Jennings also highlights that his company is moving forward rapidly towards biofuels production. In fact, in august HollyFrontier ran its last barrel of crude at Cheyenne refinery and began the conversion to renewable fuels.
“I would like to thank all of the employees at Cheyenne for safely achieving this milestone. In September, we reinforced our strong liquidity position through the successful $750.0 million bond offering. It provided us the necessary capital to fully fund the previously announced renewable diesel projects at our Artesia, New Mexico, and Cheyenne, Wyoming facilities.”, he underlines.
This trend is being followed by other refiners and downstream businesses.
Last month, as Reuters reported, HollyFrontier’s rivel, Valero, raised its bet on biofuels by allocating a larger portion of its planned expenses to such projects.
With these results, HollyFrontier expects full-year capital expenditure to range between $475 million and $550 million, compared to its previous forecasts of $525 or $625 million.

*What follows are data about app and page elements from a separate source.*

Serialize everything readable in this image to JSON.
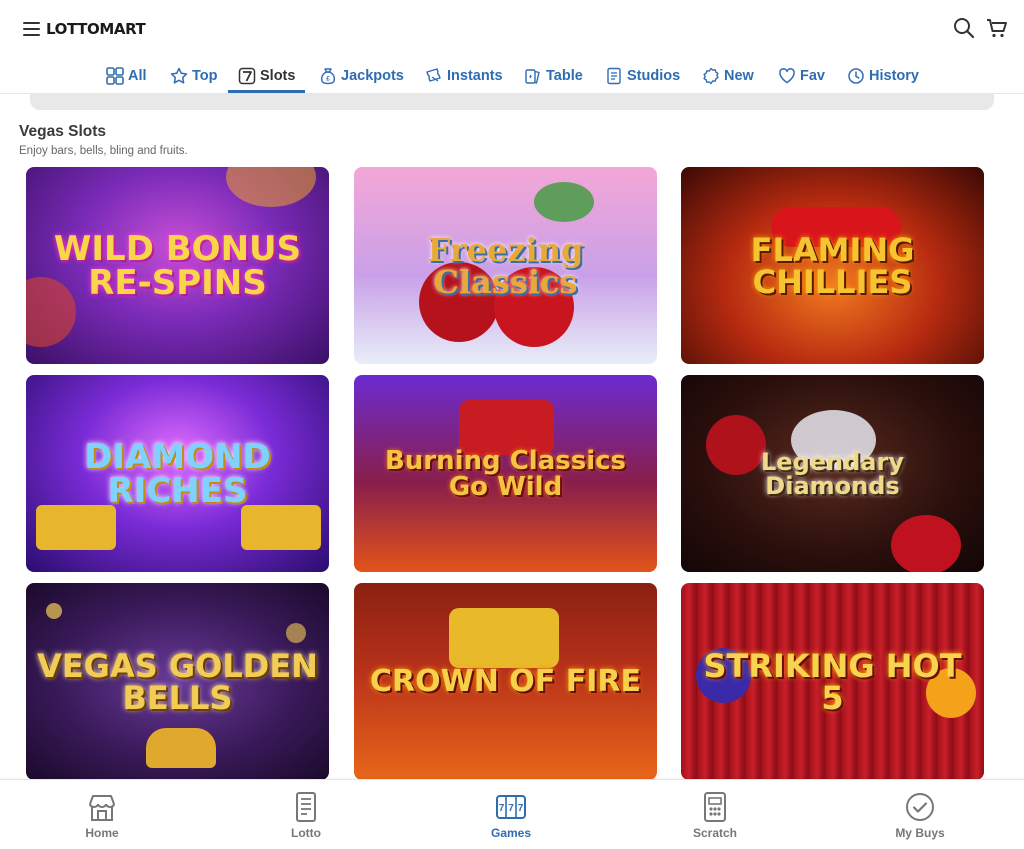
{
  "header": {
    "logo_text": "LOTTOMART"
  },
  "tabs": [
    {
      "label": "All",
      "icon": "grid-icon"
    },
    {
      "label": "Top",
      "icon": "star-icon"
    },
    {
      "label": "Slots",
      "icon": "seven-icon",
      "active": true
    },
    {
      "label": "Jackpots",
      "icon": "money-bag-icon"
    },
    {
      "label": "Instants",
      "icon": "ticket-icon"
    },
    {
      "label": "Table",
      "icon": "cards-icon"
    },
    {
      "label": "Studios",
      "icon": "document-icon"
    },
    {
      "label": "New",
      "icon": "badge-icon"
    },
    {
      "label": "Fav",
      "icon": "heart-icon"
    },
    {
      "label": "History",
      "icon": "clock-icon"
    }
  ],
  "section": {
    "title": "Vegas Slots",
    "subtitle": "Enjoy bars, bells, bling and fruits."
  },
  "games": [
    {
      "title": "Wild Bonus Re-Spins",
      "accent": "#f7d64a"
    },
    {
      "title": "Freezing Classics",
      "accent": "#e8a93a"
    },
    {
      "title": "Flaming Chillies",
      "accent": "#f5c430"
    },
    {
      "title": "Diamond Riches",
      "accent": "#7fd1ff"
    },
    {
      "title": "Burning Classics Go Wild",
      "accent": "#f4c542"
    },
    {
      "title": "Legendary Diamonds",
      "accent": "#f0d98a"
    },
    {
      "title": "Vegas Golden Bells",
      "accent": "#f3cc55"
    },
    {
      "title": "Crown of Fire",
      "accent": "#f6d24a"
    },
    {
      "title": "Striking Hot 5",
      "accent": "#f7d34e"
    }
  ],
  "bottom_nav": [
    {
      "label": "Home",
      "icon": "home-icon"
    },
    {
      "label": "Lotto",
      "icon": "lotto-icon"
    },
    {
      "label": "Games",
      "icon": "slot-machine-icon",
      "active": true
    },
    {
      "label": "Scratch",
      "icon": "scratch-card-icon"
    },
    {
      "label": "My Buys",
      "icon": "check-circle-icon"
    }
  ]
}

Even their shares raised at the stock market, going to $19.51 per share, which is equivalent to a 4.2% increase. The increase was after the refiner reported a loss of 41 cents. Slightly less than the 53 cents loss per share expected by analysts and investors.